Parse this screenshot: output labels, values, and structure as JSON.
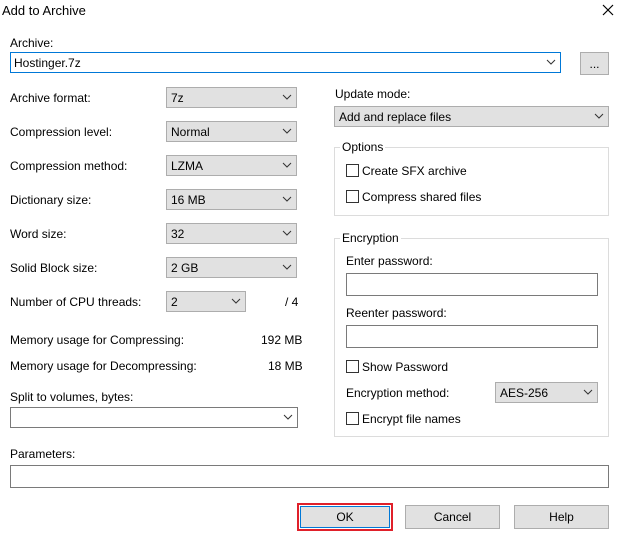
{
  "window": {
    "title": "Add to Archive",
    "close_icon": "close-icon"
  },
  "archive": {
    "label": "Archive:",
    "value": "Hostinger.7z",
    "browse_label": "..."
  },
  "left": {
    "format": {
      "label": "Archive format:",
      "value": "7z"
    },
    "level": {
      "label": "Compression level:",
      "value": "Normal"
    },
    "method": {
      "label": "Compression method:",
      "value": "LZMA"
    },
    "dictionary": {
      "label": "Dictionary size:",
      "value": "16 MB"
    },
    "word": {
      "label": "Word size:",
      "value": "32"
    },
    "solid": {
      "label": "Solid Block size:",
      "value": "2 GB"
    },
    "threads": {
      "label": "Number of CPU threads:",
      "value": "2",
      "total": "/ 4"
    },
    "mem_compress": {
      "label": "Memory usage for Compressing:",
      "value": "192 MB"
    },
    "mem_decompress": {
      "label": "Memory usage for Decompressing:",
      "value": "18 MB"
    },
    "split": {
      "label": "Split to volumes, bytes:",
      "value": ""
    }
  },
  "right": {
    "update": {
      "label": "Update mode:",
      "value": "Add and replace files"
    },
    "options": {
      "title": "Options",
      "sfx": {
        "label": "Create SFX archive",
        "checked": false
      },
      "shared": {
        "label": "Compress shared files",
        "checked": false
      }
    },
    "encryption": {
      "title": "Encryption",
      "enter_label": "Enter password:",
      "reenter_label": "Reenter password:",
      "show": {
        "label": "Show Password",
        "checked": false
      },
      "method_label": "Encryption method:",
      "method_value": "AES-256",
      "names": {
        "label": "Encrypt file names",
        "checked": false
      }
    }
  },
  "parameters": {
    "label": "Parameters:",
    "value": ""
  },
  "buttons": {
    "ok": "OK",
    "cancel": "Cancel",
    "help": "Help"
  },
  "colors": {
    "highlight": "#e0202a",
    "focus": "#0078d7",
    "button_bg": "#e1e1e1"
  }
}
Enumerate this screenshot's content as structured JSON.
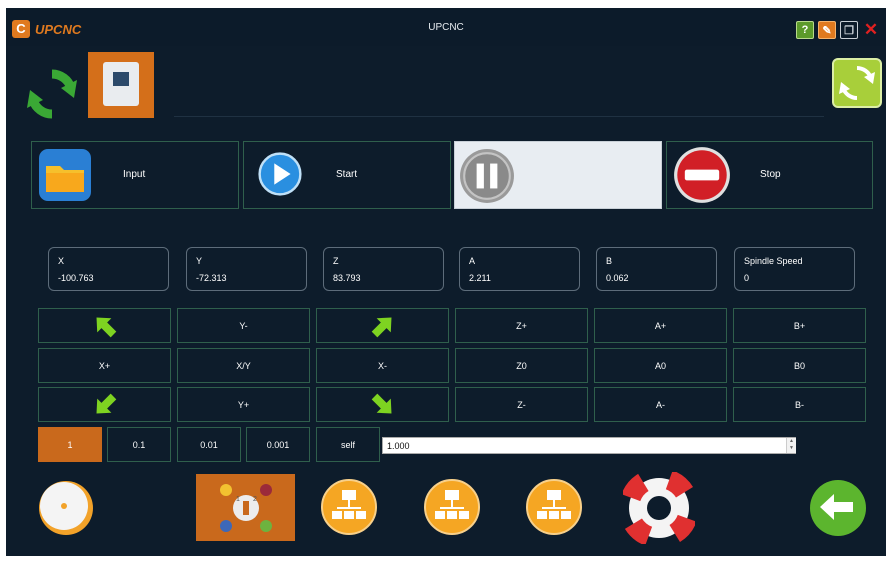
{
  "app": {
    "logo_text": "UPCNC",
    "logo_mark": "C",
    "title": "UPCNC"
  },
  "actions": [
    {
      "label": "Input",
      "icon": "folder-icon"
    },
    {
      "label": "Start",
      "icon": "play-icon"
    },
    {
      "label": "",
      "icon": "pause-icon",
      "active": true
    },
    {
      "label": "Stop",
      "icon": "stop-icon"
    }
  ],
  "readouts": [
    {
      "name": "X",
      "value": "-100.763"
    },
    {
      "name": "Y",
      "value": "-72.313"
    },
    {
      "name": "Z",
      "value": "83.793"
    },
    {
      "name": "A",
      "value": "2.211"
    },
    {
      "name": "B",
      "value": "0.062"
    },
    {
      "name": "Spindle Speed",
      "value": "0"
    }
  ],
  "jog": {
    "row1": [
      "",
      "Y-",
      "",
      "Z+",
      "A+",
      "B+"
    ],
    "row2": [
      "X+",
      "X/Y",
      "X-",
      "Z0",
      "A0",
      "B0"
    ],
    "row3": [
      "",
      "Y+",
      "",
      "Z-",
      "A-",
      "B-"
    ]
  },
  "steps": [
    "1",
    "0.1",
    "0.01",
    "0.001",
    "self"
  ],
  "step_value": "1.000",
  "selected_step": "1",
  "colors": {
    "accent": "#c9691c",
    "background": "#0d1c2b",
    "border": "#2f5f4c",
    "green": "#5cb52e"
  }
}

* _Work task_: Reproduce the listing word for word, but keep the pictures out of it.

* _Exercise result_:
Parse this screenshot: output labels, values, and structure as JSON.
{
  "window": {
    "title": "Add to Archive",
    "close_icon": "close-icon"
  },
  "archive": {
    "label": "Archive:",
    "value": "Hostinger.7z",
    "browse_label": "..."
  },
  "left": {
    "format": {
      "label": "Archive format:",
      "value": "7z"
    },
    "level": {
      "label": "Compression level:",
      "value": "Normal"
    },
    "method": {
      "label": "Compression method:",
      "value": "LZMA"
    },
    "dictionary": {
      "label": "Dictionary size:",
      "value": "16 MB"
    },
    "word": {
      "label": "Word size:",
      "value": "32"
    },
    "solid": {
      "label": "Solid Block size:",
      "value": "2 GB"
    },
    "threads": {
      "label": "Number of CPU threads:",
      "value": "2",
      "total": "/ 4"
    },
    "mem_compress": {
      "label": "Memory usage for Compressing:",
      "value": "192 MB"
    },
    "mem_decompress": {
      "label": "Memory usage for Decompressing:",
      "value": "18 MB"
    },
    "split": {
      "label": "Split to volumes, bytes:",
      "value": ""
    }
  },
  "right": {
    "update": {
      "label": "Update mode:",
      "value": "Add and replace files"
    },
    "options": {
      "title": "Options",
      "sfx": {
        "label": "Create SFX archive",
        "checked": false
      },
      "shared": {
        "label": "Compress shared files",
        "checked": false
      }
    },
    "encryption": {
      "title": "Encryption",
      "enter_label": "Enter password:",
      "reenter_label": "Reenter password:",
      "show": {
        "label": "Show Password",
        "checked": false
      },
      "method_label": "Encryption method:",
      "method_value": "AES-256",
      "names": {
        "label": "Encrypt file names",
        "checked": false
      }
    }
  },
  "parameters": {
    "label": "Parameters:",
    "value": ""
  },
  "buttons": {
    "ok": "OK",
    "cancel": "Cancel",
    "help": "Help"
  },
  "colors": {
    "highlight": "#e0202a",
    "focus": "#0078d7",
    "button_bg": "#e1e1e1"
  }
}
Enumerate this screenshot's content as structured JSON.
{
  "app": {
    "logo_text": "UPCNC",
    "logo_mark": "C",
    "title": "UPCNC"
  },
  "actions": [
    {
      "label": "Input",
      "icon": "folder-icon"
    },
    {
      "label": "Start",
      "icon": "play-icon"
    },
    {
      "label": "",
      "icon": "pause-icon",
      "active": true
    },
    {
      "label": "Stop",
      "icon": "stop-icon"
    }
  ],
  "readouts": [
    {
      "name": "X",
      "value": "-100.763"
    },
    {
      "name": "Y",
      "value": "-72.313"
    },
    {
      "name": "Z",
      "value": "83.793"
    },
    {
      "name": "A",
      "value": "2.211"
    },
    {
      "name": "B",
      "value": "0.062"
    },
    {
      "name": "Spindle Speed",
      "value": "0"
    }
  ],
  "jog": {
    "row1": [
      "",
      "Y-",
      "",
      "Z+",
      "A+",
      "B+"
    ],
    "row2": [
      "X+",
      "X/Y",
      "X-",
      "Z0",
      "A0",
      "B0"
    ],
    "row3": [
      "",
      "Y+",
      "",
      "Z-",
      "A-",
      "B-"
    ]
  },
  "steps": [
    "1",
    "0.1",
    "0.01",
    "0.001",
    "self"
  ],
  "step_value": "1.000",
  "selected_step": "1",
  "colors": {
    "accent": "#c9691c",
    "background": "#0d1c2b",
    "border": "#2f5f4c",
    "green": "#5cb52e"
  }
}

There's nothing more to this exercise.